DIRECTIONS FOR THIS TASK :: Restate word for word the lines below, from the one containing "What's the underlying" through the final line, with no pictures included.

PROVIDED ENTRIES ::
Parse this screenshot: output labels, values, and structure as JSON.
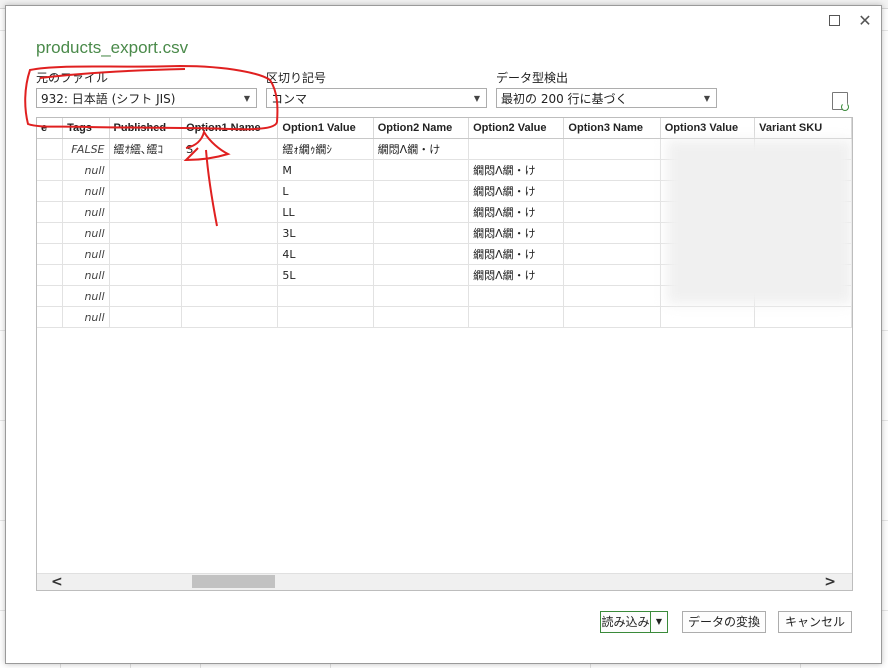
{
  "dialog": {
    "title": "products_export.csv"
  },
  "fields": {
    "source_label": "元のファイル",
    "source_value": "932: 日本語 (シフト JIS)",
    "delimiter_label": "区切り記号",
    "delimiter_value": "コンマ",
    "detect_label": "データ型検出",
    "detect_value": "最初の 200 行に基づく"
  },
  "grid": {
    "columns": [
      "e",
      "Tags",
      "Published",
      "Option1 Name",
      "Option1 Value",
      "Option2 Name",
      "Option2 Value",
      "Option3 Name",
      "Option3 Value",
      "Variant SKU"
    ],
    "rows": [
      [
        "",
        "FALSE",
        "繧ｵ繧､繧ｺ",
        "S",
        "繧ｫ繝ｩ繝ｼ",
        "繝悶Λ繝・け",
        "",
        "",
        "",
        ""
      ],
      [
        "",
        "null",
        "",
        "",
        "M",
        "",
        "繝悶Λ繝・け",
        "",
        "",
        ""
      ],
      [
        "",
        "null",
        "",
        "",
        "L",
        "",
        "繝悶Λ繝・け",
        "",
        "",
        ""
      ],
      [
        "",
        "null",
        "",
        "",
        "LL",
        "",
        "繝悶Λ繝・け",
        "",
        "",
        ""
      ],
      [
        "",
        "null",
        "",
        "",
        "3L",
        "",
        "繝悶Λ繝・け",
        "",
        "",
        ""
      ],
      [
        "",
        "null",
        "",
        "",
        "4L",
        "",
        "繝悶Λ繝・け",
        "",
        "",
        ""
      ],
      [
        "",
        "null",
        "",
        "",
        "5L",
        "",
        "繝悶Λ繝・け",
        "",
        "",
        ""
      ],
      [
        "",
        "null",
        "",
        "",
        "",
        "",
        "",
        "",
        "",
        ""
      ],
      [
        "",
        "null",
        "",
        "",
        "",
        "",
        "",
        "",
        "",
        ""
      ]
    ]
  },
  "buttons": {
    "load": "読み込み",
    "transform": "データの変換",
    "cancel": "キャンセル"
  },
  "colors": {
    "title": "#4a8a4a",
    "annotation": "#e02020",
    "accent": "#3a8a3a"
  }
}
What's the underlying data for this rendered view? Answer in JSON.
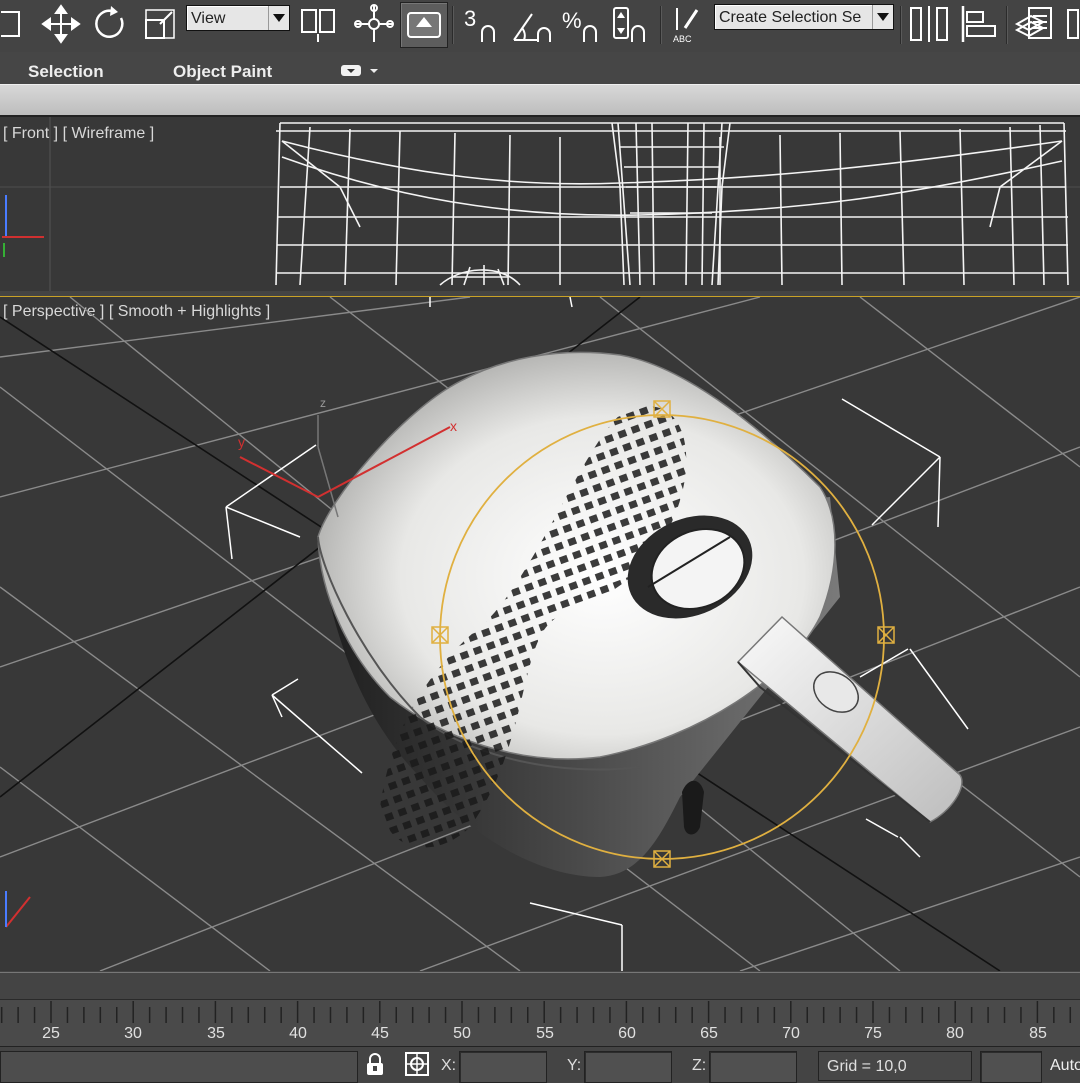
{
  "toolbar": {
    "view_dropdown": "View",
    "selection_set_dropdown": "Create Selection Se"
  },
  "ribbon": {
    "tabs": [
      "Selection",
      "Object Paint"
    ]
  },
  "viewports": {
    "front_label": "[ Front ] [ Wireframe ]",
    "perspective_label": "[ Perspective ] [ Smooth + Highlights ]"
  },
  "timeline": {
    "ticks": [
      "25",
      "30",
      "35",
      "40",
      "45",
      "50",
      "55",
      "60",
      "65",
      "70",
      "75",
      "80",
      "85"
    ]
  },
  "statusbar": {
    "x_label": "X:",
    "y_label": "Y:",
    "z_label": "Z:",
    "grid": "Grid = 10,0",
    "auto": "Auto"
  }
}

WRITTEN SOLUTION ::
What's the underlying data for this rendered view? Answer in JSON.
{
  "toolbar": {
    "view_dropdown": "View",
    "selection_set_dropdown": "Create Selection Se"
  },
  "ribbon": {
    "tabs": [
      "Selection",
      "Object Paint"
    ]
  },
  "viewports": {
    "front_label": "[ Front ] [ Wireframe ]",
    "perspective_label": "[ Perspective ] [ Smooth + Highlights ]"
  },
  "timeline": {
    "ticks": [
      "25",
      "30",
      "35",
      "40",
      "45",
      "50",
      "55",
      "60",
      "65",
      "70",
      "75",
      "80",
      "85"
    ]
  },
  "statusbar": {
    "x_label": "X:",
    "y_label": "Y:",
    "z_label": "Z:",
    "grid": "Grid = 10,0",
    "auto": "Auto"
  }
}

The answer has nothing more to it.